Dirty River is the first single from Waugh’s fourth studio album due for release in August through Compass Bros Records, produced by multi-award winning artist, Alt-Country songsmith, Shane Nicholson. The six year working relationship between Waugh and Nicholson has already garnered critical acclaim, Golden Guitar award nominations (including Best Male Artist and Best Alt-Country Album at the 2020 Golden Guitar awards) and an award for Best Folk and Roots Album at The Age Music Victoria Awards. The boldness and confidence of their partnership has culminated in a song that’s as big as the 240 kilometre titular dirty river - Melbourne’s Yarra. In the musical tradition of great Melbourne-based songsmiths, such as Paul Kelly,

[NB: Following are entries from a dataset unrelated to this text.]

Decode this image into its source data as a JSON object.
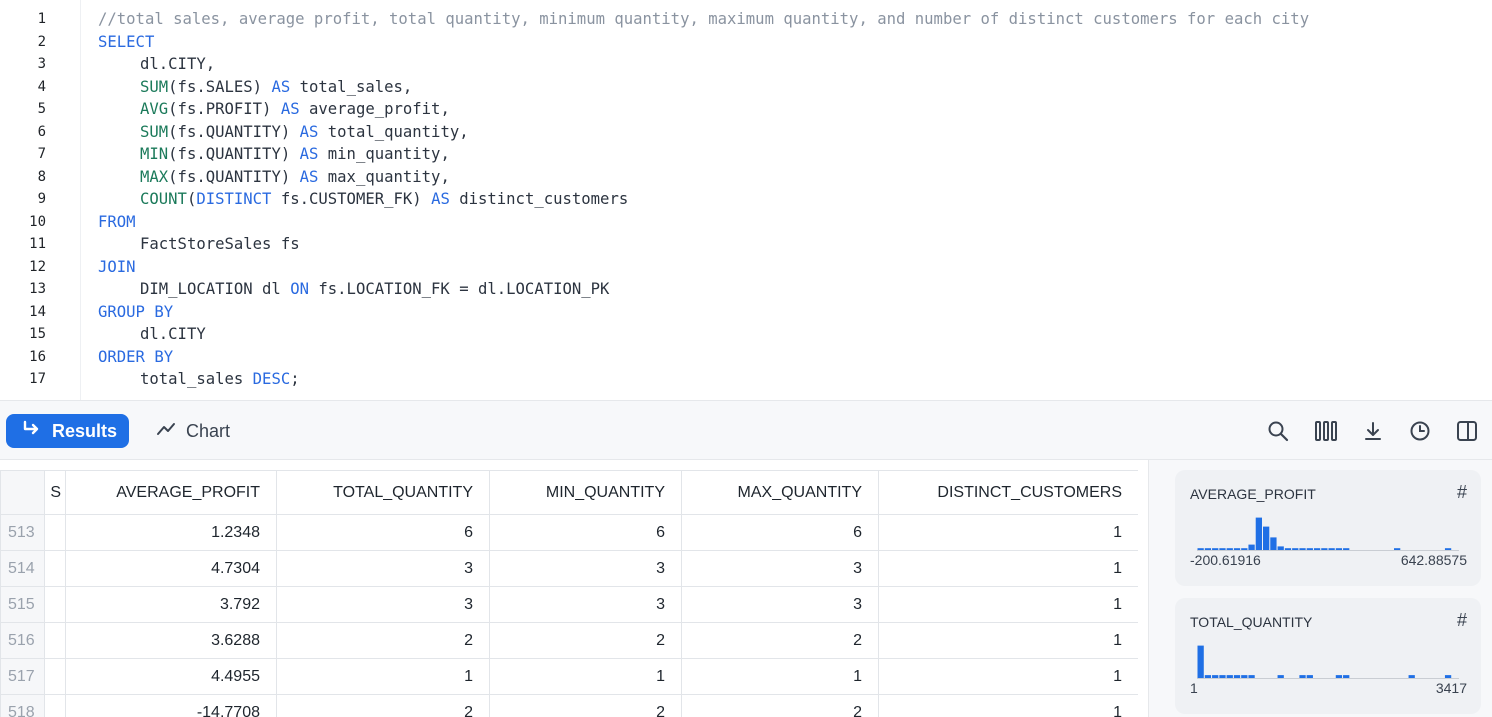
{
  "editor": {
    "lines": [
      {
        "n": "1",
        "indent": false,
        "tokens": [
          {
            "t": "cm",
            "v": "//total sales, average profit, total quantity, minimum quantity, maximum quantity, and number of distinct customers for each city"
          }
        ]
      },
      {
        "n": "2",
        "indent": false,
        "tokens": [
          {
            "t": "kw",
            "v": "SELECT"
          }
        ]
      },
      {
        "n": "3",
        "indent": true,
        "tokens": [
          {
            "t": "id",
            "v": "dl.CITY,"
          }
        ]
      },
      {
        "n": "4",
        "indent": true,
        "tokens": [
          {
            "t": "fn",
            "v": "SUM"
          },
          {
            "t": "id",
            "v": "(fs.SALES) "
          },
          {
            "t": "kw",
            "v": "AS"
          },
          {
            "t": "id",
            "v": " total_sales,"
          }
        ]
      },
      {
        "n": "5",
        "indent": true,
        "tokens": [
          {
            "t": "fn",
            "v": "AVG"
          },
          {
            "t": "id",
            "v": "(fs.PROFIT) "
          },
          {
            "t": "kw",
            "v": "AS"
          },
          {
            "t": "id",
            "v": " average_profit,"
          }
        ]
      },
      {
        "n": "6",
        "indent": true,
        "tokens": [
          {
            "t": "fn",
            "v": "SUM"
          },
          {
            "t": "id",
            "v": "(fs.QUANTITY) "
          },
          {
            "t": "kw",
            "v": "AS"
          },
          {
            "t": "id",
            "v": " total_quantity,"
          }
        ]
      },
      {
        "n": "7",
        "indent": true,
        "tokens": [
          {
            "t": "fn",
            "v": "MIN"
          },
          {
            "t": "id",
            "v": "(fs.QUANTITY) "
          },
          {
            "t": "kw",
            "v": "AS"
          },
          {
            "t": "id",
            "v": " min_quantity,"
          }
        ]
      },
      {
        "n": "8",
        "indent": true,
        "tokens": [
          {
            "t": "fn",
            "v": "MAX"
          },
          {
            "t": "id",
            "v": "(fs.QUANTITY) "
          },
          {
            "t": "kw",
            "v": "AS"
          },
          {
            "t": "id",
            "v": " max_quantity,"
          }
        ]
      },
      {
        "n": "9",
        "indent": true,
        "tokens": [
          {
            "t": "fn",
            "v": "COUNT"
          },
          {
            "t": "id",
            "v": "("
          },
          {
            "t": "kw",
            "v": "DISTINCT"
          },
          {
            "t": "id",
            "v": " fs.CUSTOMER_FK) "
          },
          {
            "t": "kw",
            "v": "AS"
          },
          {
            "t": "id",
            "v": " distinct_customers"
          }
        ]
      },
      {
        "n": "10",
        "indent": false,
        "tokens": [
          {
            "t": "kw",
            "v": "FROM"
          }
        ]
      },
      {
        "n": "11",
        "indent": true,
        "tokens": [
          {
            "t": "id",
            "v": "FactStoreSales fs"
          }
        ]
      },
      {
        "n": "12",
        "indent": false,
        "tokens": [
          {
            "t": "kw",
            "v": "JOIN"
          }
        ]
      },
      {
        "n": "13",
        "indent": true,
        "tokens": [
          {
            "t": "id",
            "v": "DIM_LOCATION dl "
          },
          {
            "t": "kw",
            "v": "ON"
          },
          {
            "t": "id",
            "v": " fs.LOCATION_FK = dl.LOCATION_PK"
          }
        ]
      },
      {
        "n": "14",
        "indent": false,
        "tokens": [
          {
            "t": "kw",
            "v": "GROUP BY"
          }
        ]
      },
      {
        "n": "15",
        "indent": true,
        "tokens": [
          {
            "t": "id",
            "v": "dl.CITY"
          }
        ]
      },
      {
        "n": "16",
        "indent": false,
        "tokens": [
          {
            "t": "kw",
            "v": "ORDER BY"
          }
        ]
      },
      {
        "n": "17",
        "indent": true,
        "tokens": [
          {
            "t": "id",
            "v": "total_sales "
          },
          {
            "t": "kw",
            "v": "DESC"
          },
          {
            "t": "id",
            "v": ";"
          }
        ]
      }
    ]
  },
  "toolbar": {
    "results_label": "Results",
    "chart_label": "Chart",
    "icons": [
      "search-icon",
      "columns-icon",
      "download-icon",
      "history-icon",
      "panel-toggle-icon"
    ]
  },
  "table": {
    "columns": [
      "",
      "S",
      "AVERAGE_PROFIT",
      "TOTAL_QUANTITY",
      "MIN_QUANTITY",
      "MAX_QUANTITY",
      "DISTINCT_CUSTOMERS"
    ],
    "rows": [
      {
        "num": "513",
        "cells": [
          "1.2348",
          "6",
          "6",
          "6",
          "1"
        ]
      },
      {
        "num": "514",
        "cells": [
          "4.7304",
          "3",
          "3",
          "3",
          "1"
        ]
      },
      {
        "num": "515",
        "cells": [
          "3.792",
          "3",
          "3",
          "3",
          "1"
        ]
      },
      {
        "num": "516",
        "cells": [
          "3.6288",
          "2",
          "2",
          "2",
          "1"
        ]
      },
      {
        "num": "517",
        "cells": [
          "4.4955",
          "1",
          "1",
          "1",
          "1"
        ]
      },
      {
        "num": "518",
        "cells": [
          "-14.7708",
          "2",
          "2",
          "2",
          "1"
        ]
      }
    ]
  },
  "side_panel": {
    "cards": [
      {
        "title": "AVERAGE_PROFIT",
        "hash": "#",
        "min": "-200.61916",
        "max": "642.88575",
        "bins": [
          0.05,
          0.05,
          0.05,
          0.05,
          0.05,
          0.05,
          0.05,
          0.15,
          0.9,
          0.65,
          0.35,
          0.1,
          0.05,
          0.05,
          0.05,
          0.05,
          0.05,
          0.05,
          0.05,
          0.05,
          0.05,
          0,
          0,
          0,
          0,
          0,
          0,
          0.05,
          0,
          0,
          0,
          0,
          0,
          0,
          0.05,
          0
        ]
      },
      {
        "title": "TOTAL_QUANTITY",
        "hash": "#",
        "min": "1",
        "max": "3417",
        "bins": [
          0.9,
          0.08,
          0.08,
          0.08,
          0.08,
          0.08,
          0.08,
          0.08,
          0,
          0,
          0,
          0.08,
          0,
          0,
          0.08,
          0.08,
          0,
          0,
          0,
          0.08,
          0.08,
          0,
          0,
          0,
          0,
          0,
          0,
          0,
          0,
          0.08,
          0,
          0,
          0,
          0,
          0.08,
          0
        ]
      }
    ],
    "accent": "#1f6fe5"
  }
}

Dirty River deftly weaves a sense of place with inclusivity and unflinching honesty. It reminds us of who we are, where we’ve been, and of the dirty river that runs through the hearts of all Melbournians – wherever they are in the world. Waugh has been acclaimed as one of the country’s finest songwriters, lauded for his vivid stories of uniquely Australian places and characters, told in an accent that is idiosyncratically ours. While his first three albums have focused on Gippsland’s dairy farming communities, in Dirty River, Waugh turns his pen to urban spaces. Melbourne might be the protagonist in this emotionally resonant narrative – but all Australians will identify with those rivers that run through the heart of our capital cities. Waugh has an ability to be deeply specific, and yet to create story songs that remind listeners of their own streets, towns, pubs, beaches, and homes. Dirty River will resonate with listeners across the country – Melbournians might know those drunken lines for souvas on Brunswick street, the joy of Carlton coffee and the satisfying taste of a beer pulled at The Retreat, but Dirty River might run through any Australian city.

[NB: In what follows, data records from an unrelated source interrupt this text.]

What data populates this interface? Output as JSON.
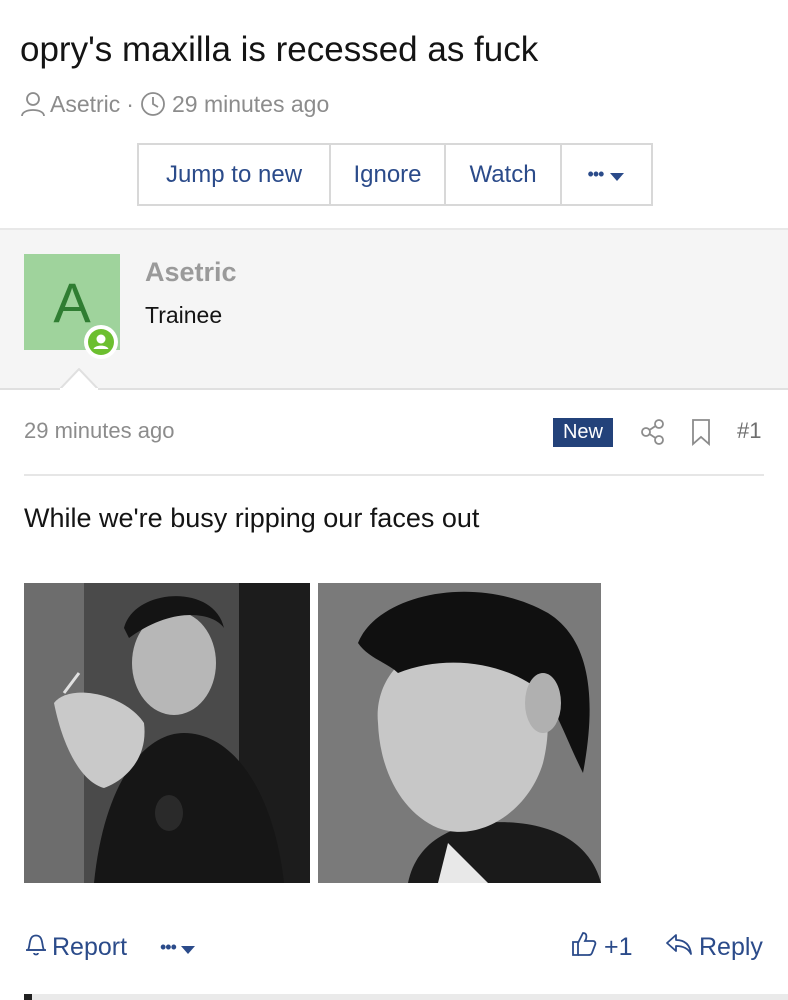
{
  "thread": {
    "title": "opry's maxilla is recessed as fuck",
    "author": "Asetric",
    "separator": "·",
    "time": "29 minutes ago"
  },
  "actions": {
    "jump_label": "Jump to new",
    "ignore_label": "Ignore",
    "watch_label": "Watch",
    "more_label": "•••"
  },
  "user": {
    "avatar_letter": "A",
    "name": "Asetric",
    "title": "Trainee",
    "avatar_color": "#9fd39c",
    "online_color": "#6cbf2f"
  },
  "post": {
    "date": "29 minutes ago",
    "new_badge": "New",
    "number": "#1",
    "text": "While we're busy ripping our faces out",
    "images": [
      {
        "icon": "photo-man-holding-cigarette"
      },
      {
        "icon": "photo-man-profile"
      }
    ]
  },
  "footer": {
    "report_label": "Report",
    "more_label": "•••",
    "reaction_count": "+1",
    "reply_label": "Reply"
  },
  "colors": {
    "link": "#2b4b8a",
    "badge_bg": "#23427a",
    "muted": "#8c8c8c"
  }
}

Waugh wrote the song through Melbourne’s long 2020 COVID-19 lockdown - ‘When you’re stuck within a 5k radius of your own home, you start to newly appreciate the beauty of your city’, Waugh says. ‘I’m lucky enough to live within walking distance of the Yarra, and on those precious masked walks, I became conscious of the importance of the river in the identity and history of my city. The river is so central to my home and yet I’d taken it for granted for the 30 odd years that I’ve lived here. I suppose that was the gift of COVID – I got to see my city through new eyes. This place holds my personal history as well as that of my community. And we live at a time when we all have opportunity to learn more about the story predating European invasion – and the spiritual significance of the Yarra runs through the heart of that story, too.’

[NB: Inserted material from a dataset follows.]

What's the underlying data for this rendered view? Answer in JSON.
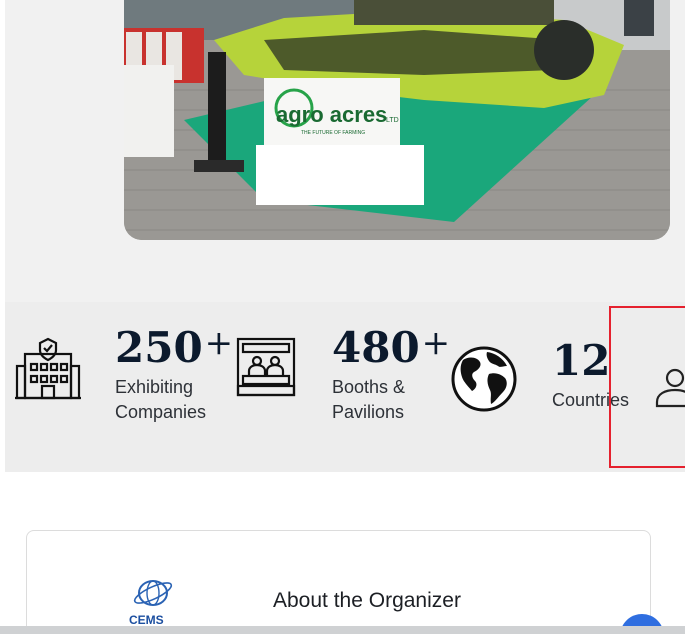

The stunning music video for Waugh’s new single (directed by Melbourne based photographer and videographer, Sean Kirkwood) visually celebrates what is iconic about Melbourne, including Flinders’ Street Station, St Kilda Beach and the Melbourne tram.


You can catch Michael Waugh performing Dirty River and more songs from his forthcoming album on the below dates: Sunday 14th March – Brunswick Ballroom – Brunswick, VIC Friday 19th March – Albert Park Yacht Club – Albert Park, VIC Sunday 18th April – The Memo – Healesville, VIC Friday 23rd April – Warragul PAC – Warragul, VIC Saturday 24th April – The Wedge – Sale, VIC Sunday 25th April – Caravan Club – Archie’s Creek, VIC – SOLD OUT Friday 25th June – Illawarra Folk Club – Wollongong, NSW Sunday 27th June – South Sydney Folk Club – Carlton, NSW Saturday 28th August – Gympie Music Muster – Gympie, QLD Sunday 29th August – Gympie Music Muster – Gympie, QLD Thursday 2nd September – Memo Music Hall – St Kilda, VIC Friday 3rd September – Music on the Hill – Red Hill, VIC Saturday 11th September – Live at the Bundy – Bundalaguah, VIC – SOLD OUT Saturday 18th September – The Deniliquin Club – Deniliquin, NSW Thursday 23rd September – Oodies Café – Bundaberg, QLD Friday 24th September – Junk Bar – Brisbane, QLD Saturday 25th September – Wauchope Arts Factory – Wauchope, NSW Saturday 9th October – The Barn at Wombat Flat – Neales Flat, SA Sunday 10th October – Trinity Sessions – Adelaide, SA